Ben Cameron

(1890–1964) Judge

Benjamin Franklin Cameron Jr. sat for nine historic years on the federal appeals court that decided most of the momentous civil rights cases of the twentieth century. Born in Meridian in 1890 to Benjamin Franklin Cameron and Elizabeth Garner Cameron, Ben Cameron Jr. attended Meridian High School, the University of the South, and Cumberland University, where he received his law degree in 1914.

Cameron first considered a career as a minister, became a Latin and German professor at Virginia’s Norfolk Academy, and then served as director of athletics at Cumberland University. In 1914 he returned to Meridian to practice law.
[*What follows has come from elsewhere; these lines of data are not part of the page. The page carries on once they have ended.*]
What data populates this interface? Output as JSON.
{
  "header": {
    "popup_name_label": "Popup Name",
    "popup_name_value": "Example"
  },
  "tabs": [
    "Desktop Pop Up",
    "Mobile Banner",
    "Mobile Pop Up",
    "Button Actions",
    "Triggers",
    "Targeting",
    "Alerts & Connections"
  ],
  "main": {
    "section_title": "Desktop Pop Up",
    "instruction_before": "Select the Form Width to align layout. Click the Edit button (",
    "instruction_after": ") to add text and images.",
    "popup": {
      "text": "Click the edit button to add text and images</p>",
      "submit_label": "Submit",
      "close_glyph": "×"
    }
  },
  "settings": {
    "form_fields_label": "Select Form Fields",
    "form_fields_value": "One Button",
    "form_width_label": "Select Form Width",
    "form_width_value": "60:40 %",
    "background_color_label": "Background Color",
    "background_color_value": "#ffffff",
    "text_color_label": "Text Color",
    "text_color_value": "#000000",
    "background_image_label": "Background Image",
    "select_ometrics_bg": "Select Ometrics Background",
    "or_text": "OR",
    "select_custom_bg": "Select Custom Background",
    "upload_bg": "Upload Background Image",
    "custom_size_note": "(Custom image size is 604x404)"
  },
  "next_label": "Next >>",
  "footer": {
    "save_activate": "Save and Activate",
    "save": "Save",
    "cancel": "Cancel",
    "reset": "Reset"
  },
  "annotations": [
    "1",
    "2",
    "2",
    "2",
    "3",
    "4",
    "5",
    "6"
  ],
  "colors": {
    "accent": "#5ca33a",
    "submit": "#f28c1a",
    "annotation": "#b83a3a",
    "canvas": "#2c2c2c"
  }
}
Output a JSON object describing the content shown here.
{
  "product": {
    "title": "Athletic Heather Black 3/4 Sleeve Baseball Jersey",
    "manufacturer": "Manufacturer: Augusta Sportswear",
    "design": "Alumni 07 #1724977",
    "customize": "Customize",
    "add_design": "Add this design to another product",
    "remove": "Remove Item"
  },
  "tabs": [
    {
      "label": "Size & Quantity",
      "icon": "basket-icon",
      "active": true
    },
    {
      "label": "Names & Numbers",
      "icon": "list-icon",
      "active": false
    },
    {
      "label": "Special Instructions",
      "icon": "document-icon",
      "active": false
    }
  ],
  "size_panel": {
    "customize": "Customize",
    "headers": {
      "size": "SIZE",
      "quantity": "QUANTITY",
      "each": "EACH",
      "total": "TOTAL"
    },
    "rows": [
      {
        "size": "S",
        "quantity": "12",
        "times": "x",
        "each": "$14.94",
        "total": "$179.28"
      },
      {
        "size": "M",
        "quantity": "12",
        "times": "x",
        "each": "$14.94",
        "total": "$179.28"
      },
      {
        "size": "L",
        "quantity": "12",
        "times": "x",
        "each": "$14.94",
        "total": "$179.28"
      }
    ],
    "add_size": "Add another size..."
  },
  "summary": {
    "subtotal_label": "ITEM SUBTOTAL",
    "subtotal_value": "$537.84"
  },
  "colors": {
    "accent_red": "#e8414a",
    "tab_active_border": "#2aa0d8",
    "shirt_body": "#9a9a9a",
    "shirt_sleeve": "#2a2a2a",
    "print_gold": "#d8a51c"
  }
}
For five years he served as the unpaid coach of Meridian High School’s first football teams. In 1948 more than one hundred former players established the Ben Cameron Wildcat Scholarship in his honor.

Cameron enjoyed a distinguished career at the bar in Meridian. A man of religious convictions and an absolute teetotaler, Cameron was offended by Democrat Al Smith’s 1928 anti-Prohibition platform and promptly realigned his politics with the Republican Party. Herbert Hoover’s presidential election led to Cameron’s 1929 appointment as US attorney for the Southern District of Mississippi, a position he held for four years.

Democrats disdained Cameron as a turncoat “Hoovercrat” or he might have risen to the federal bench as early as 1930. US district judge Edwin Holmes seemingly was slated for appointment to the US Court of Appeals for the Fifth Circuit, and many observers thought that Cameron would get Hoover’s nod for the district court slot. But political turmoil meant that Holmes was not elevated to the Fifth Circuit until 1936, and Cameron remained in private practice.

When the GOP regained national power in 1953 after a two-decade hiatus, the Eisenhower administration keenly sought Republicans to fill judicial vacancies. An opening occurred at the Fifth Circuit in 1954 when Judge Holmes retired. Cameron, who had been US attorney in the previous GOP administration, was an obvious candidate to succeed the man he had nearly followed to the federal bench a quarter century earlier. Eisenhower supporters in Mississippi backed Cameron, and Democratic Senators James O. Eastland and John C. Stennis eventually backed him as well. President Eisenhower appointed Cameron on 18 February 1955 with the endorsement of both the American Bar Association and the National Association for the Advancement of Colored People. He took his seat on 23 March.

Judge Cameron’s controversial and acrimonious tenure on the Fifth Circuit was marked by his adherence to his states’ rights perspective on constitutional issues and his determined rejection of federal desegregation policy. An unabashed defender of Old South ways, Cameron was pitted against the court’s progressive pro–civil rights majority, whom he dubbed the Four: Judges John Minor Wisdom, Elbert Tuttle, John Brown, and Richard Rives. Cameron famously complained that the court “rigged” outcomes by refusing to assign him to hear civil rights cases from Mississippi. On three occasions Cameron entered orders preventing James Meredith’s historic enrollment at the University of Mississippi, only to be overruled each time.

Further Reading

  • Jack Bass, Unlikely Heroes (1981)
  • Sheldon Goldman, Picking Federal Judges: Lower Court Selection from Roosevelt through Reagan (1997)
  • Jackson Daily News (1954–55); Memphis Commercial Appeal (1964)
  • Meridian Star (1954–55)
  • Frank T. Read and Lucy S. McGough, Let Them Be Judged (1978)
  • R. E. Wilbourn, Speech to the Life and Career of Honorable Ben F. Cameron, Special Memorial Proceedings and Presentation of Portraits, US District Court Room, Jackson, Mississippi (24 April 1970)

Citation Information

The following information is provided for citations.

  • Article Title Ben Cameron
  • Coverage 1890–1964
  • Author
  • Keywords ben cameron
  • Website Name Mississippi Encyclopedia
  • URL
  • Access Date July 13, 2020
  • Publisher Center for Study of Southern Culture
  • Original Published Date
  • Date of Last Update April 13, 2018